May Sunday 20- I arrived at the Joshua Tree National Park Visitor’s Center in Twentynine Palms a little after 3PM. There were around twenty folks and a few Park Rangers setting up and preparing for the eclipse that wouldn’t begin until 5:24PM.
One Ranger was using a paper hole-punch to make viewing devices out of thin cardboard stock. The lady Ranger told me she had 200 special eyeglasses for viewing the eclipse and she was hoping it would be enough for those who came to the event.
Two Astronomy volunteers were in the last stages of setting up their telescopes and people began to lineup to observe the Sun and its sunspots; the eclipse was still hours away.
There were folks from all over the world here to see the annular eclipse. I got into a conversation with a visitor from New York State. He came all the way out here to take pictures of the eclipse with his Cannon 7D and this humongous zoom lens stuck to the front.
Around 4:15PM folks started showing up. The Rangers were showing the kids how to work the pinhole cardboard device, which we discovered later, had too big of hole from the punch and had to be redone by poking a new hole with a nail the Rangers supplied.
By 4:45PM there were, by my best guess, upwards towards 400 parents with their kids standing in line to get those 200 special viewing glasses. Clearly there wouldn’t be enough. The Ranger asked that only one pair be handed out per family. I decided to wait so those who never seen an eclipse before would get a pair.
One Astronomer volunteers had connected his scope to a projector for viewing the eclipse on a large movie screen. And at 5:24PM the eclipse was beginning and by 5:30 could clearly be seen on that screen. There upon the table by the projector were a few pairs of glasses left and I made off with one. I held it up to the lens of my camera and started taking pictures of the eclipse. I don’t know if I was the first to try this, I didn’t see anyone doing this before I tried it, but now everyone was taking pictures through them using their cell phones and whatever that could go click.
I went here and there taking pictures and videos, listening to folks laughing, oohing and aahing, wearing those funny looking glasses that made it look like they were watching a 3D movie.
It was mighty fine to see all these folks interested in astronomy. I listened in on one father explaining to his young son about the eclipse; this touched my heart.

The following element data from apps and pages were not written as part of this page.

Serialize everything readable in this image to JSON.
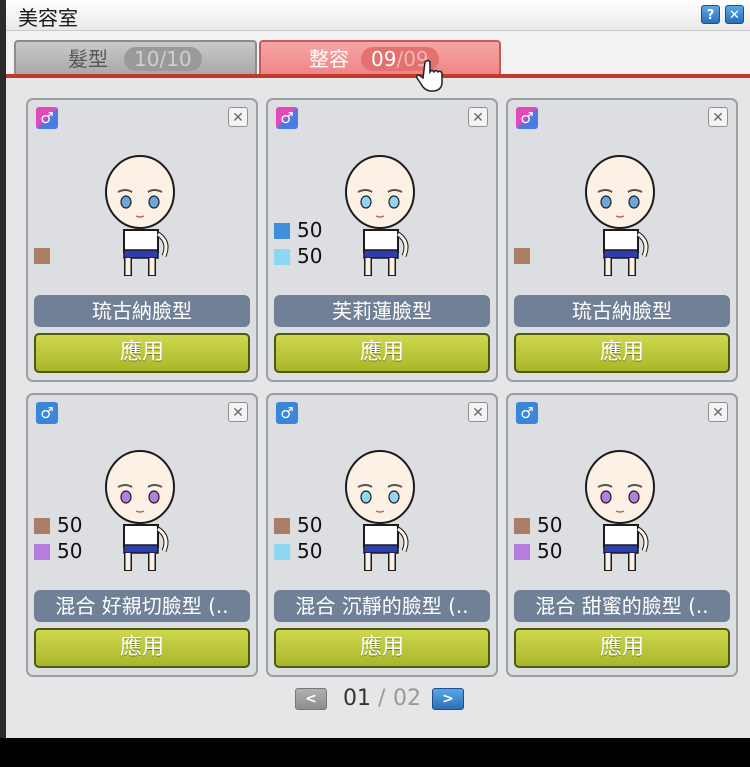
{
  "window": {
    "title": "美容室"
  },
  "tabs": [
    {
      "label": "髮型",
      "count": "10/10"
    },
    {
      "label": "整容",
      "count_current": "09",
      "count_sep": "/",
      "count_total": "09"
    }
  ],
  "cards": [
    {
      "name": "琉古納臉型",
      "gender": "both",
      "colors": [
        {
          "hex": "#a97e64",
          "pct": ""
        }
      ],
      "apply_label": "應用"
    },
    {
      "name": "芙莉蓮臉型",
      "gender": "both",
      "colors": [
        {
          "hex": "#3f8fdd",
          "pct": "50"
        },
        {
          "hex": "#8ed7f3",
          "pct": "50"
        }
      ],
      "apply_label": "應用"
    },
    {
      "name": "琉古納臉型",
      "gender": "both",
      "colors": [
        {
          "hex": "#a97e64",
          "pct": ""
        }
      ],
      "apply_label": "應用"
    },
    {
      "name": "混合 好親切臉型 (..",
      "gender": "male",
      "colors": [
        {
          "hex": "#a97e64",
          "pct": "50"
        },
        {
          "hex": "#b57ede",
          "pct": "50"
        }
      ],
      "apply_label": "應用"
    },
    {
      "name": "混合 沉靜的臉型 (..",
      "gender": "male",
      "colors": [
        {
          "hex": "#a97e64",
          "pct": "50"
        },
        {
          "hex": "#8ed7f3",
          "pct": "50"
        }
      ],
      "apply_label": "應用"
    },
    {
      "name": "混合 甜蜜的臉型 (..",
      "gender": "male",
      "colors": [
        {
          "hex": "#a97e64",
          "pct": "50"
        },
        {
          "hex": "#b57ede",
          "pct": "50"
        }
      ],
      "apply_label": "應用"
    }
  ],
  "pager": {
    "current": "01",
    "separator": "/",
    "total": "02"
  }
}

At 6:38PM came totality or as close to it as we were going to get from where we were and it being an annular eclipse. You could really notice the dimming of the Sun. I lent my glasses to a young couple from Belgian. They were traveling America and were really excited to be here in our beautiful desert viewing this marvelous feat of nature. I took some fair pictures, but none as good as the ones I took as the Sun and Moon started to set together into the western horizon. I didn’t even need those glasses covering my lens. I just clicked away until the last little speck of light vanished; ending what was a wonderful day.
The Park had a night program that started at 8PM. The Rangers setup two telescopes to view the night sky. Now I was in my element!